For fans of sous-vide, the Gastrovac could represent the logical next step.
Self-confessed technophile Simon Rogan of L`Enclume tried it for himself
I first heard about the Gastrovac from visits to food conferences, like Fusion in Madrid, and I got quite excited about it. I discussed it with Tom Kerridge from the Hand and Flowers in Marlow. He didn`t want one; he`s a very good but quite traditional chef, whereas I am very much into food technology.
We`ve been using sous-vide techniques for some time now and it seemed to me that the Gastrovac might be the next logical step forward. The three main bits of kit we had already were the vacuum-packing machine, the temperature controlled water baths and the Hold-o-Mat, a Swiss-made, lowtemperature oven.
The two great features of the Gastrovac, as far as I was concerned, were the facility to boil or fry food at much lower temperatures than normal, and the potential to enhance flavour by releasing the vacuum and allowing the cooking liquid to flood back into the food, thereby replacing the oxygen that had originally been there.
I`m getting old now so I want to take as much heat out of the kitchen as possible. The new restaurant I`m opening in Henley later this year won`t have any gas at all, it`ll just have induction ovens, and we`re changing the stoves at L`Enclume too. Apart from anything else, it`s a much greener way to run a kitchen.
I managed to get a Gastrovac on loan from the UK distributor a couple of weeks ago, just to try it out and play around with it. I am a real technophile and my mind was racing with the possibilities of what I could do with it.
Then it arrived.
I found it very frustrating and, for the first few days, I just scowled at it. It is a very complex machine to use and I really couldn`t get the hang of it at all.
For a start, there are so many variables. Not just time and temperature, but the percentage of vacuum: the Gastrovac can go up to 90 per cent. We had already laboriously compiled lists of the correct times and temperatures for our sousvide dishes; now, with the Gastrovac, we had to start all over again.
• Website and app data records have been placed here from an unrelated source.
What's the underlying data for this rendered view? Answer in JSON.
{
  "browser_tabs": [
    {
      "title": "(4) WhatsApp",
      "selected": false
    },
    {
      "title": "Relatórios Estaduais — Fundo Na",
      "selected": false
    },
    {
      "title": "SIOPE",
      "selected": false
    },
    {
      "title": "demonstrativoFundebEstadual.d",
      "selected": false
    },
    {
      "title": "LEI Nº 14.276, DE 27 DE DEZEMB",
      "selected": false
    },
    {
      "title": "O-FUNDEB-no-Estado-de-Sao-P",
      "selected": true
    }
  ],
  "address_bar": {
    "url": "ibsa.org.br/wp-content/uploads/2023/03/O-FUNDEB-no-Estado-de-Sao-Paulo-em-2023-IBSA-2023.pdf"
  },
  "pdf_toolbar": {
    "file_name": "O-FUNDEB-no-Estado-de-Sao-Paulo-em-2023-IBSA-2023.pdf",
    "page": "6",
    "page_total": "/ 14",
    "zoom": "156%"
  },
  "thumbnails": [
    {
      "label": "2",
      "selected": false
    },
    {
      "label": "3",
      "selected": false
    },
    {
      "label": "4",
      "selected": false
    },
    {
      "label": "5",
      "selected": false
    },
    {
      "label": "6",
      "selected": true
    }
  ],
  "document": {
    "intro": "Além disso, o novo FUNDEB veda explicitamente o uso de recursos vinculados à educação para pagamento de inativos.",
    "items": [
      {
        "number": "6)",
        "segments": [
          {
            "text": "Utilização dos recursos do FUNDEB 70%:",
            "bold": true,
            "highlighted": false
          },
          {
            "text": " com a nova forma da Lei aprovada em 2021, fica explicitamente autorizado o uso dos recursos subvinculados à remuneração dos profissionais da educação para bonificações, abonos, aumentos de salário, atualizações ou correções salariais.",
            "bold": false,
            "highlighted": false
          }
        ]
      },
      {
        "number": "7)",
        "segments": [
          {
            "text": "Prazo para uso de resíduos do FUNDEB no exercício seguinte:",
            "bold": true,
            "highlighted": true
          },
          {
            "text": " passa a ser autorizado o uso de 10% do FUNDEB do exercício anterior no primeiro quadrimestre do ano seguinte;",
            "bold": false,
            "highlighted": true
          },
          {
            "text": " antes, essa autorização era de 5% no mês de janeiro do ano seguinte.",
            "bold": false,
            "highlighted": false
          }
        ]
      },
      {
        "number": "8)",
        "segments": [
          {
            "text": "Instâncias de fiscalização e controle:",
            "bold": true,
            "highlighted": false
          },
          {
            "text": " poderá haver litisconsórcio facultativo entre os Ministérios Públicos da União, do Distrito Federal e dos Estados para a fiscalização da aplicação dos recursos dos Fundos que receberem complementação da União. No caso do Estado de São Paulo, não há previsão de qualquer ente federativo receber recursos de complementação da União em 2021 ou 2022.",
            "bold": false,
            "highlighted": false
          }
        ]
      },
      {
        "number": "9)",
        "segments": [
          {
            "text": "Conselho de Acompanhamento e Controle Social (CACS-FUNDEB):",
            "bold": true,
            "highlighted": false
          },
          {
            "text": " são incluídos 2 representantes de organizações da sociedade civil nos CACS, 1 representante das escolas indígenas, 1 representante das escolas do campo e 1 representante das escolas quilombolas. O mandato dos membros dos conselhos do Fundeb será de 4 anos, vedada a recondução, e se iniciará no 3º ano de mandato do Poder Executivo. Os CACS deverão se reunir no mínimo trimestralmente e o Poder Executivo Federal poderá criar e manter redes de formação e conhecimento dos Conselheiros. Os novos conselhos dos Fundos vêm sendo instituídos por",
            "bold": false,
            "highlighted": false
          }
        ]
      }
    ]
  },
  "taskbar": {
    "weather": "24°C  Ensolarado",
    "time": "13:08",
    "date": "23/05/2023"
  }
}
It really rips up the rulebook. The problem was that nothing we tried really worked, or at least, it didn`t do anything that we couldn`t already do using our existing kit.
But I soon realised that I`d charged at it like a bull at a gate. Part of the problem was that the recipes that came with the machine, from some of the Spanish chefs who have been pioneering the Gastrovac, were pretty rubbish. The only thing that seemed to work was infusing langoustines with a langoustine stock.
The trick was to mix the stock with methylcellulose – to plump them up a bit – and to turn the vacuum on and off every five minutes for an hour.
The langoustines turned out to be very well flavoured, with a good texture.
Having thought about it for a while, though, things started to work. I realised that I needed to start with things that had the right degree of porosity: I infused an apple with lovage, for example, which worked really well.
One thing I didn`t really expect from a machine costing more than £2,000 is that you have to hold the lid down when you use it. One version has a stainless steel lid, which clamps down, but mine just has a transparent lid and you need to keep it pressed down until the vacuum kicks in.
It`s very good at cooking poultry, though. We do a dish of squab cooked sous-vide, but the shrink-wrapping tends to contort the structure of the breast. I tried it in the Gastrovac, cut cooking time by 10 minutes and it was perfect.
I also managed to infuse the flesh with a light hazelnut and liquorice stock, which I couldn`t have done before.
At the moment I`m experimenting with it to do tempura and beignets, which is showing really promising results. The conventional tempura method can be a problem, because sometimes you need to overcook the vegetables or seafood in order to get the batter really crisp. Frying at a much lower temperature seems to solve the problem. My eventual aim is to do beignets of ice cream balls, with crisp, hot batter and frozen ice cream inside.
Meringues are fun too. I baked some soft meringues in dariole moulds and expanded them in the Gastrovac, letting the pressure back in just before they collapsed. I am also experimenting with rice crackers, frying them in a vacuum so that they can really puff up.
We`ll definitely buy one.
It wouldn`t suit anybody who likes instant results: it`s too difficult and complex to figure out straight away. It`s not like the Pacojet, for example, which takes a week or so to master.
The Gastrovac will take forever, because there are so many possible applications.
Nor will it replace the waterbaths and vac-packing that we do already. It`s not an all-singing, all-dancing machine and you shouldn`t expect it to do everything.
If you are stubborn and determined, though, like me, then it is definitely worth the investment, if only because it promotes curiosity about food and cooking techniques. My chefs turn up for work these days scratching their heads and saying, "What if we tried ?"
which is great.
In other words, I`ve seen the future. And it works. Sort of.
The Gastrovac is manufactured in Spain and imported and distributed in the UK by Magrini Limited, Unit 5, Maybrook Industrial Estate, Brownhills, Walsall, West Midlands, WS8 7DG, 01543 375311 magrini.co.uk